If you’ve decided that you’re going to introduce a kitten into your family, you should learn a few basic care items before you go looking for one. We’ve pulled together the best tips we could find on doing so, and pulled them into one piece.
How to Take Care of a Kitten
1. Naming Your Kitten
It’s important to find the right name for your kitty reasonably soon after you bring her home. You’ll be addressing her, training her to come when you call to her, and using her name in conversation.
If you need help naming your kitten, here are a few thoughts.
- Pick a name everyone in the family can pronounce.
- Think about the kitten’s personality and markings — These may be great clues for a name.
- Look into lists of great names for cats.
- Consider your favorite literature or films for name sources.
2. Feeding Your Kitten
Since kittens are going through the most explosive growth period of their lives, they need to eat a ton of food to keep up with their energy needs.

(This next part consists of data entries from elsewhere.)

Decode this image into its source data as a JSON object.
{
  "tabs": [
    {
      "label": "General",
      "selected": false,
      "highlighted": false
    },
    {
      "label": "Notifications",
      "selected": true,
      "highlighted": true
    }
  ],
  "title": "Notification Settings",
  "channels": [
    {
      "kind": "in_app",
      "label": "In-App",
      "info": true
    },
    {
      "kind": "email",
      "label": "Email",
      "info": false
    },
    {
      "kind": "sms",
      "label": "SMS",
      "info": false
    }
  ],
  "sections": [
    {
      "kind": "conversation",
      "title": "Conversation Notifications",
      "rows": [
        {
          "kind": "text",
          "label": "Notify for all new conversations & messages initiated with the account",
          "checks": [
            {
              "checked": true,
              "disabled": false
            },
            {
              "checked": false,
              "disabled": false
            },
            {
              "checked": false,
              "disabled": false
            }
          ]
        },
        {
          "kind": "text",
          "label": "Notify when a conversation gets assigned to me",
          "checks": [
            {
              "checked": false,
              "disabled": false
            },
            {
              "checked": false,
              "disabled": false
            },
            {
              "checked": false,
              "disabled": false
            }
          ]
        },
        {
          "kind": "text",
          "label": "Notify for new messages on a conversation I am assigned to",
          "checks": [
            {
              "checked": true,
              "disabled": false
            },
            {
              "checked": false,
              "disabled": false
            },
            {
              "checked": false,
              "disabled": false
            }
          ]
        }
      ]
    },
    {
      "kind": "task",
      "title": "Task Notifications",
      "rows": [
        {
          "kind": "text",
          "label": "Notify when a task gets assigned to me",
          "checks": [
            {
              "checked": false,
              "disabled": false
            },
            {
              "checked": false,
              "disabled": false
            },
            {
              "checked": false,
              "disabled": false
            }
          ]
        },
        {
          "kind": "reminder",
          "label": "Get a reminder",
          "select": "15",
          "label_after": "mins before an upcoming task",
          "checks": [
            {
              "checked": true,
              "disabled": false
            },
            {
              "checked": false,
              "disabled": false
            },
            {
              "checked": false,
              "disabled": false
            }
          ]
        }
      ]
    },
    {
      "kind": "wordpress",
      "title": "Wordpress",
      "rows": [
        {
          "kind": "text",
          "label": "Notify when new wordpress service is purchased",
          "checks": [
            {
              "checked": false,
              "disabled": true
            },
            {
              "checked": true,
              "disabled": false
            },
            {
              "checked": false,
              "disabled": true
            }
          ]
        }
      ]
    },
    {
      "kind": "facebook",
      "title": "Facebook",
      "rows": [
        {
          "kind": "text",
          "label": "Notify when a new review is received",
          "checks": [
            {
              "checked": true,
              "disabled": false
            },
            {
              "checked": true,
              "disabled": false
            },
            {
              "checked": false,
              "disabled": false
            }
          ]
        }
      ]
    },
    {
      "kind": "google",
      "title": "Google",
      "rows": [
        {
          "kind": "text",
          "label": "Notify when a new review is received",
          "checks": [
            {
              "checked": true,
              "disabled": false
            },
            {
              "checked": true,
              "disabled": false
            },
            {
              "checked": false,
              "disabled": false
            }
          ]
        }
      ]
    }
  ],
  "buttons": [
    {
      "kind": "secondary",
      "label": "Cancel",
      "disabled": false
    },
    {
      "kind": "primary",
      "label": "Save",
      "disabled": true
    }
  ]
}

This means you’ll probably be feeding your kitten three to four meals per day, ideally.
Kittens have a greater need for protein, certain vitamins, minerals, and amino acids than adult cats do. It’s important to make sure that the food you’re giving your kitten is designed for their systems, and has those added nutrients. Once they reach one year of age, cats can safely transition to adult cat formulas.
Because your kitten needs high protein, amino acids, and other nutrients in their diets, it’s recommended that you don’t settle for grocery store or generic brands of kitten food. These brands typically are cheaply priced because they’re cheaply made. But check the labels.
If you see kitten formula that states that it’s been approved by the American Association of Feed Control Officials, or AAFCO, then you’re good to go.
Young kittens do well free feeding, meaning that their dishes have food in them at all times. However, once your kitten hits about six to eight months old, your kitten should transition to a set schedule of three meals per day. Do this scheduled around your own to help everyone in the household sleep better.
3. Grooming Your Kitten
Different types of cats will need different grooming techniques. Short-haired cats, for example, won’t require as much brushing as long-haired cats like Persians. You can look online for tips for various grooming techniques that apply to different hair lengths on cats.
4. Cleaning Your Kitten’s Ears
When it comes to grooming, most cats are pretty good about getting things clean. But sometimes cats, and especially kittens, struggle with cleaning their ears, and they may need your help.
- Help your kitten relax by petting her or cuddling her until she is calm.
- If she refuses to let you work with her ears, wrap her in a towel or blanket to gently restrain her to avoid injury and scratching.
- Use a cat specific ear-cleaning solution purchased from a trusted pet store or your veterinarian. Drop only the recommended number of drops into the ear, one at a time.
- Gently massage the cleaner into the ear for 20 to 40 seconds, and then let your cat shake it out.
- Use a moist cotton ball to gently remove the wax dislodged by the cleaner.
5. Exercising Your Kitten
Kittens are full of energy, like all children. They need time to sleep, of course, but they also need lots of playtime, both with others assisting and free-play. Cat teasers and balls to throw are great toys to get your kitten started on a regular exercise schedule.
The best times to play with your kitten are about 60 to 90 minutes before you want your kitten to take a nap break or go to bed. Engage them with a cat teaser, playing fetch — yes, some cats do this naturally — or other high energy games. This will help them exercise, bond with you, and get out all of that insane energy that wants to keep you up at night.
After playtime, be sure to give your kitten a treat or meal. This works with their natural predator instincts that align with pouncing, attacking, batting, and other hunting skills they use while playing with you.
6. Other Basic Care Tips for Your Kitten
- Have the phone number of a great vet handy in case your kitten shows any signs of illness or injury.
- Spend lots of time with your kitten. Give her time to roam and free-play, but also give her lots of time with you, in your hands, on your lap, playing together, and cuddling.
Time to Bring Home Your Kitten
Now that you know how to take care of a kitten, you should find a shelter or adoption agency where you can find a fun-loving kitten in need of a good home.